In the entries below, find the lines that include "compiler" and give their number as the whole reply.

Interface dataset entries:
------------

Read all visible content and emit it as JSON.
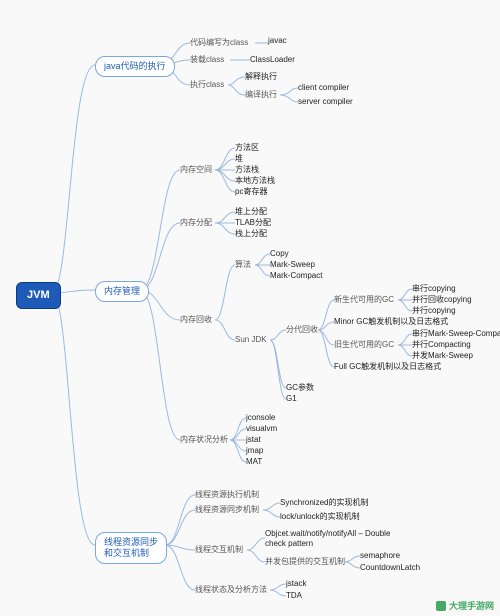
{
  "root": "JVM",
  "branches": {
    "code_exec": {
      "label": "java代码的执行",
      "compile": {
        "label": "代码编写为class",
        "leaf": "javac"
      },
      "load": {
        "label": "装载class",
        "leaf": "ClassLoader"
      },
      "run": {
        "label": "执行class",
        "interpret": "解释执行",
        "compile": {
          "label": "编译执行",
          "client": "client compiler",
          "server": "server compiler"
        }
      }
    },
    "memory": {
      "label": "内存管理",
      "space": {
        "label": "内存空间",
        "areas": [
          "方法区",
          "堆",
          "方法栈",
          "本地方法栈",
          "pc寄存器"
        ]
      },
      "alloc": {
        "label": "内存分配",
        "items": [
          "堆上分配",
          "TLAB分配",
          "栈上分配"
        ]
      },
      "gc": {
        "label": "内存回收",
        "algo": {
          "label": "算法",
          "items": [
            "Copy",
            "Mark-Sweep",
            "Mark-Compact"
          ]
        },
        "sunjdk": {
          "label": "Sun JDK",
          "gen": {
            "label": "分代回收",
            "young": {
              "label": "新生代可用的GC",
              "items": [
                "串行copying",
                "并行回收copying",
                "并行copying"
              ]
            },
            "minor": "Minor GC触发机制以及日志格式",
            "old": {
              "label": "旧生代可用的GC",
              "items": [
                "串行Mark-Sweep-Compact",
                "并行Compacting",
                "并发Mark-Sweep"
              ]
            },
            "full": "Full GC触发机制以及日志格式"
          },
          "gcparam": "GC参数",
          "g1": "G1"
        }
      },
      "analysis": {
        "label": "内存状况分析",
        "items": [
          "jconsole",
          "visualvm",
          "jstat",
          "jmap",
          "MAT"
        ]
      }
    },
    "thread": {
      "label": "线程资源同步\n和交互机制",
      "exec": {
        "label": "线程资源执行机制"
      },
      "sync": {
        "label": "线程资源同步机制",
        "items": [
          "Synchronized的实现机制",
          "lock/unlock的实现机制"
        ]
      },
      "interact": {
        "label": "线程交互机制",
        "wait": "Objcet.wait/notify/notifyAll – Double check pattern",
        "concurrent": {
          "label": "并发包提供的交互机制",
          "items": [
            "semaphore",
            "CountdownLatch"
          ]
        }
      },
      "status": {
        "label": "线程状态及分析方法",
        "items": [
          "jstack",
          "TDA"
        ]
      }
    }
  },
  "watermark": "大理手游网"
}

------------

Output below:
2